Background: Consider that meal kit delivery was introduced in the U.S., Netherlands, Australia and the U.K. in 2012, five years after Sweden’s launch in 2007. Meal kit services have taken off in grocery stores and restaurants. Phil Lempert shares in his overview on Day 1, that the meal kit cost per person has increased from $5 – $10 to $20. Many more food delivery options are available but Lempert asks about their sustainability as it’s estimated that the average online food order that is delivered loses about $10.
**Day 1: recording (5 hours and 45 minutes) Topics: industry practices and standards (representatives from the government as well as retailers included Grubhub, Blue Apron, Wendy’s, Amazon, Kroger, Instacart, Unilever); consumer perspectives on safety (representatives from research, non-profit and a coalition focused on consumer ed); public comments. The overview of trends by Phil Lempert, Supermarket Guru was very informative (begins 31:30); challenges with e-commerce includes eye-opening research conducted in 2011 (begins @ 3:32:44). Study results are summarized.
Takeaways: The 2011 research of meat, poultry, fish and game delivered via major delivery services and the follow-up conversation with the researcher, a non-profit/coalition reflected some troubling observations: Anyone can sell food online…all you need is a website. There is a lot of churn in the online food world…companies come and go. Finding where to lodge a complaint if there is a problem may not be possible. There is no one central registry of vendors selling food online which in some cases means going on social media to do your own detective work. Food safety information may be missing, incorrect or hard-to-find. It is unclear whose responsibility it is to keep food delivered safe to eat – the vendor, the delivery service? According to the research presented, consumers seemed overwhelmingly happy with the safety and quality of the products they received yet 47% of products arrived with a surface temperature above 40 degrees. New technology such as temperature sensors could help but the temperature inside a box doesn’t mean all items are at the same temperature.
**Day 2: recording (4 hours and 37 minutes). Topics: state association and public/private perspectives on e-commerce food safety; FDA and USDA regulatory framework perspectives; public comments.
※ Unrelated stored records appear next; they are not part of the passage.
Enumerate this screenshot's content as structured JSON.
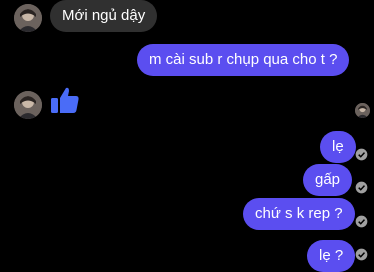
{
  "colors": {
    "background": "#000000",
    "incoming_bubble": "#303030",
    "outgoing_bubble": "#5b4ef0",
    "like_icon": "#4a6cf7",
    "check_icon": "#a0a0a0"
  },
  "messages": [
    {
      "direction": "incoming",
      "text": "Mới ngủ dậy"
    },
    {
      "direction": "outgoing",
      "text": "m cài sub r chụp qua cho t ?"
    },
    {
      "direction": "incoming",
      "icon": "thumbs-up-icon"
    },
    {
      "direction": "outgoing",
      "text": "lẹ"
    },
    {
      "direction": "outgoing",
      "text": "gấp"
    },
    {
      "direction": "outgoing",
      "text": "chứ s k rep ?"
    },
    {
      "direction": "outgoing",
      "text": "lẹ ?"
    }
  ]
}
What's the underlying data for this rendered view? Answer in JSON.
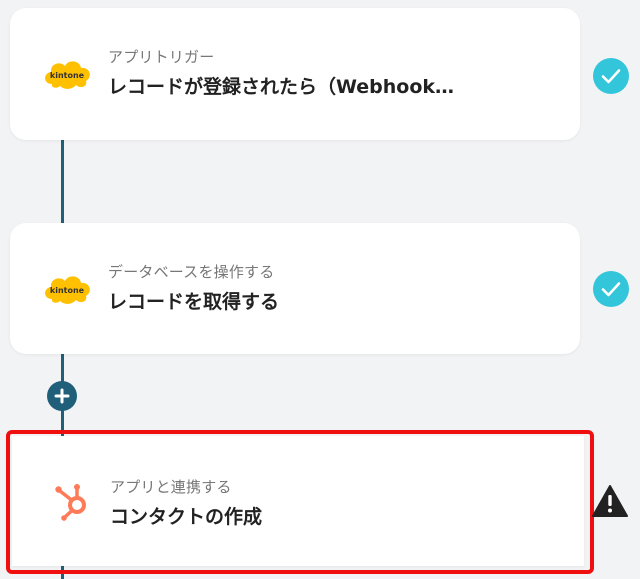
{
  "flow": {
    "steps": [
      {
        "subtitle": "アプリトリガー",
        "title": "レコードが登録されたら（Webhook…",
        "app_icon": "kintone-icon",
        "app_icon_text": "kintone",
        "status": "check-icon"
      },
      {
        "subtitle": "データベースを操作する",
        "title": "レコードを取得する",
        "app_icon": "kintone-icon",
        "app_icon_text": "kintone",
        "status": "check-icon"
      },
      {
        "subtitle": "アプリと連携する",
        "title": "コンタクトの作成",
        "app_icon": "hubspot-icon",
        "status": "warning-icon"
      }
    ],
    "add_button_icon": "plus-icon"
  },
  "colors": {
    "connector": "#1f5f7a",
    "check": "#33c5da",
    "highlight": "#ef0f0f",
    "kintone": "#ffc000",
    "hubspot": "#ff7a59"
  }
}
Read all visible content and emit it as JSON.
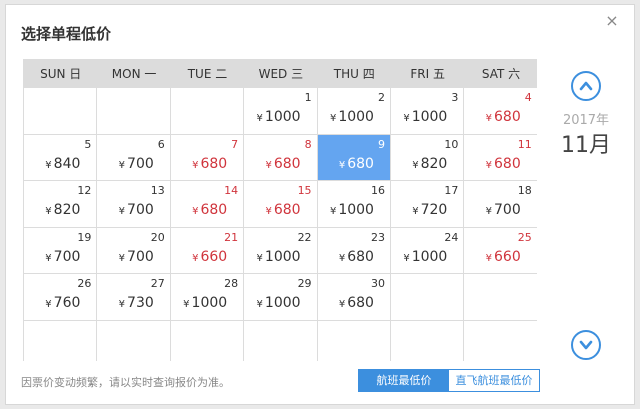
{
  "dialog": {
    "title": "选择单程低价",
    "close_icon": "close-icon"
  },
  "weekdays": [
    "SUN 日",
    "MON 一",
    "TUE 二",
    "WED 三",
    "THU 四",
    "FRI 五",
    "SAT 六"
  ],
  "currency": "¥",
  "calendar": {
    "year": "2017年",
    "month": "11月",
    "days": [
      null,
      null,
      null,
      {
        "day": "1",
        "price": "1000"
      },
      {
        "day": "2",
        "price": "1000"
      },
      {
        "day": "3",
        "price": "1000"
      },
      {
        "day": "4",
        "price": "680",
        "red": true
      },
      {
        "day": "5",
        "price": "840"
      },
      {
        "day": "6",
        "price": "700"
      },
      {
        "day": "7",
        "price": "680",
        "red": true
      },
      {
        "day": "8",
        "price": "680",
        "red": true
      },
      {
        "day": "9",
        "price": "680",
        "selected": true
      },
      {
        "day": "10",
        "price": "820"
      },
      {
        "day": "11",
        "price": "680",
        "red": true
      },
      {
        "day": "12",
        "price": "820"
      },
      {
        "day": "13",
        "price": "700"
      },
      {
        "day": "14",
        "price": "680",
        "red": true
      },
      {
        "day": "15",
        "price": "680",
        "red": true
      },
      {
        "day": "16",
        "price": "1000"
      },
      {
        "day": "17",
        "price": "720"
      },
      {
        "day": "18",
        "price": "700"
      },
      {
        "day": "19",
        "price": "700"
      },
      {
        "day": "20",
        "price": "700"
      },
      {
        "day": "21",
        "price": "660",
        "red": true
      },
      {
        "day": "22",
        "price": "1000"
      },
      {
        "day": "23",
        "price": "680"
      },
      {
        "day": "24",
        "price": "1000"
      },
      {
        "day": "25",
        "price": "660",
        "red": true
      },
      {
        "day": "26",
        "price": "760"
      },
      {
        "day": "27",
        "price": "730"
      },
      {
        "day": "28",
        "price": "1000"
      },
      {
        "day": "29",
        "price": "1000"
      },
      {
        "day": "30",
        "price": "680"
      },
      null,
      null,
      null,
      null,
      null,
      null,
      null,
      null,
      null
    ]
  },
  "nav": {
    "up_icon": "chevron-up-icon",
    "down_icon": "chevron-down-icon"
  },
  "footer": {
    "notice": "因票价变动频繁，请以实时查询报价为准。",
    "toggle_active": "航班最低价",
    "toggle_inactive": "直飞航班最低价"
  },
  "colors": {
    "accent": "#3c8fde",
    "selected": "#64a5f0",
    "low_price_red": "#d0343c",
    "header_bg": "#dcdcdc"
  }
}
The discussion session of state association and public/private perspectives was very informative (begins @ 1:37:32). The document referenced by Dr. Schaffner can be found by going to (http://www.foodprotect.org/issues/packets/2020Packet/issues/III_004.html), click on ‘guidance document for DtC and TPD Service Food Delivery’ (3) (2019) which takes you to a 40 page PDF. The FDA & USDA regulatory framework session was also informative especially the first section overview of the changing nature of B2C (business to consumer) and D2C (direct to consumer) presented by Dr. Girvin Liggans, FDA CFSAN (begins @ 2:59:22). The National Environmental Health Association YouTube channel has several recent videos on topics such as ghost kitchens, food safety and third party delivery.
Takeaways: The document Dr. Schaffner refers to (guidance document for D2C (direct-to-consumer) and third-party delivery service food delivery) was the work of an intensive and comprehensive 2018-2020 committee.
**Day 3: recording (2 hours and 32 minutes) looks at what is happening internationally and public comments.